» Action item: What lines of the listing include the string "icon"? Show them all.

» Dataset:
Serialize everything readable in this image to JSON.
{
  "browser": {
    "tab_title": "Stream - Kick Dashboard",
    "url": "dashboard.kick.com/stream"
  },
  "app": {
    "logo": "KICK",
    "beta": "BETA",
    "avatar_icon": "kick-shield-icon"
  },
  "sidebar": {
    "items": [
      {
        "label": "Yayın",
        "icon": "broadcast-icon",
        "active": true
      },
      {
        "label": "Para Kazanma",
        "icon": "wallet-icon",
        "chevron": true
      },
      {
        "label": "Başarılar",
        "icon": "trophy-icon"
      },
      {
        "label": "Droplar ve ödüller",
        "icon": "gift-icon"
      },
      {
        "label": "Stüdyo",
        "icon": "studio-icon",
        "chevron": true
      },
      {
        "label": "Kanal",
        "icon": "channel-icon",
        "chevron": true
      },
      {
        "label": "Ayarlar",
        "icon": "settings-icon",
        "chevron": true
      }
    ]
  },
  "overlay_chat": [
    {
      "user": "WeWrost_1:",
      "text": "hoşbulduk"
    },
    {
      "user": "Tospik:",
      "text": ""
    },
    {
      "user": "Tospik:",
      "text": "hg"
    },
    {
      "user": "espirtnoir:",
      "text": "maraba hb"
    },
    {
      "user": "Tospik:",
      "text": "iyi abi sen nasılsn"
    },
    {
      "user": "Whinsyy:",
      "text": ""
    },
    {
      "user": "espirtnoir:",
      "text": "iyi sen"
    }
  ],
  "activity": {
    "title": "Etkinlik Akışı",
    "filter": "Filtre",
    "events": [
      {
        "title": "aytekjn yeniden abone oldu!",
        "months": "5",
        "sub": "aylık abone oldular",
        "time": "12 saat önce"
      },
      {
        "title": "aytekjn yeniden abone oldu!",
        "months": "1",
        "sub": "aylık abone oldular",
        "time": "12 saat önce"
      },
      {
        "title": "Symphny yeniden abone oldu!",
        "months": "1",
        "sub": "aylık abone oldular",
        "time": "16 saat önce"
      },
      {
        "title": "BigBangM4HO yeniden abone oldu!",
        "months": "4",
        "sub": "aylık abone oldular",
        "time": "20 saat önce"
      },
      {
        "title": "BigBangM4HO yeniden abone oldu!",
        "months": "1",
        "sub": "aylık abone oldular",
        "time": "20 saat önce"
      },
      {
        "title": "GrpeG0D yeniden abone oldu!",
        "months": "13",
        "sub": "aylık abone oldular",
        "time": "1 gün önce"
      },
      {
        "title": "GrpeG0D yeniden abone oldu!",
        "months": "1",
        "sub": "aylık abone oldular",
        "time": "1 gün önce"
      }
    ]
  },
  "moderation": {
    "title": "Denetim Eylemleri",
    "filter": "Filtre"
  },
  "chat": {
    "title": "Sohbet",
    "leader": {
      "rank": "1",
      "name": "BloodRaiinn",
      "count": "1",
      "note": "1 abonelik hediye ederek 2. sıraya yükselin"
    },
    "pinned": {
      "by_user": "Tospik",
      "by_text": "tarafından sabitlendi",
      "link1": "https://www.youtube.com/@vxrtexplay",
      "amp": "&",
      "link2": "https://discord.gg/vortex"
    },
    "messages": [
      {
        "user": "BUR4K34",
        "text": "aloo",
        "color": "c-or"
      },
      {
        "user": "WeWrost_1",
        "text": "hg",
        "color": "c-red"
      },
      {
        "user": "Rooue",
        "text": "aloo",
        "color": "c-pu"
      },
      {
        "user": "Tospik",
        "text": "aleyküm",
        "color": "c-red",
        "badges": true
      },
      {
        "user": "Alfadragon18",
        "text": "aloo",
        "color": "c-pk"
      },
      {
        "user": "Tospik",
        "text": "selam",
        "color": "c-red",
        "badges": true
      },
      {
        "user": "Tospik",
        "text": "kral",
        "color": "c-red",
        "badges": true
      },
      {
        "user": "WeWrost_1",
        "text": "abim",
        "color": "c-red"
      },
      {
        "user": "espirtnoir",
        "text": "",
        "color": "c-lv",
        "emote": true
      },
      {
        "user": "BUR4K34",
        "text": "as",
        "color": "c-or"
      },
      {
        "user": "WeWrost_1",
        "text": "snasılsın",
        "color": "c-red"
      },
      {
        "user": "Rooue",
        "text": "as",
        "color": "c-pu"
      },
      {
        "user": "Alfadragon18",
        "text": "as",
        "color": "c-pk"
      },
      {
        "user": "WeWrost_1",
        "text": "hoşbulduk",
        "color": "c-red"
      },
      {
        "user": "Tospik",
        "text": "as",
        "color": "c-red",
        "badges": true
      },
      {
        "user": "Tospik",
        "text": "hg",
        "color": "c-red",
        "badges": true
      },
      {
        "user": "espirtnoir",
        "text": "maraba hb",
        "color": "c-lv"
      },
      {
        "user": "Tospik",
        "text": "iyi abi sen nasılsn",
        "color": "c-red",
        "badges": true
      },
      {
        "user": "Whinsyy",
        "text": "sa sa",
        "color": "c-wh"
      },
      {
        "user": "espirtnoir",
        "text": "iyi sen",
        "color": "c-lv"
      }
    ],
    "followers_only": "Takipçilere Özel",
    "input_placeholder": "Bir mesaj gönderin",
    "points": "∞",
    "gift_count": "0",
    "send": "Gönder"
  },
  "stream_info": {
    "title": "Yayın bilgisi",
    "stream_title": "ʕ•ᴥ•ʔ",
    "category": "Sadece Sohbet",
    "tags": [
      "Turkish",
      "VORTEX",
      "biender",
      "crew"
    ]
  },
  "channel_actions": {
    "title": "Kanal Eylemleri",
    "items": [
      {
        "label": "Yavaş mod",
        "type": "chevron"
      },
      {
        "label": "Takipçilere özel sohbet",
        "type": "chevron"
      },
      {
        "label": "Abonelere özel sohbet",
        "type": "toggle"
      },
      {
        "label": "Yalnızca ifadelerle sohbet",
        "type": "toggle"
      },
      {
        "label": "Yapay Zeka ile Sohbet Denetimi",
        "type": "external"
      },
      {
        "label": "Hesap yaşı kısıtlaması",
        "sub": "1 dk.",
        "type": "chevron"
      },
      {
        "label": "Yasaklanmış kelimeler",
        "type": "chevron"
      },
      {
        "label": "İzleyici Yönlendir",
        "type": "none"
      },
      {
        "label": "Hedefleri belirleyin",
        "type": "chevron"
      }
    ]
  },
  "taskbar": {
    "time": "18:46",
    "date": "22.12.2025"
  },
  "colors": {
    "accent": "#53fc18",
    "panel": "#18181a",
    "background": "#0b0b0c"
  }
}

» Answer section:
    "avatar_icon": "kick-shield-icon"
        "icon": "broadcast-icon",
        "icon": "wallet-icon",
        "icon": "trophy-icon"
        "icon": "gift-icon"
        "icon": "studio-icon",
        "icon": "channel-icon",
        "icon": "settings-icon",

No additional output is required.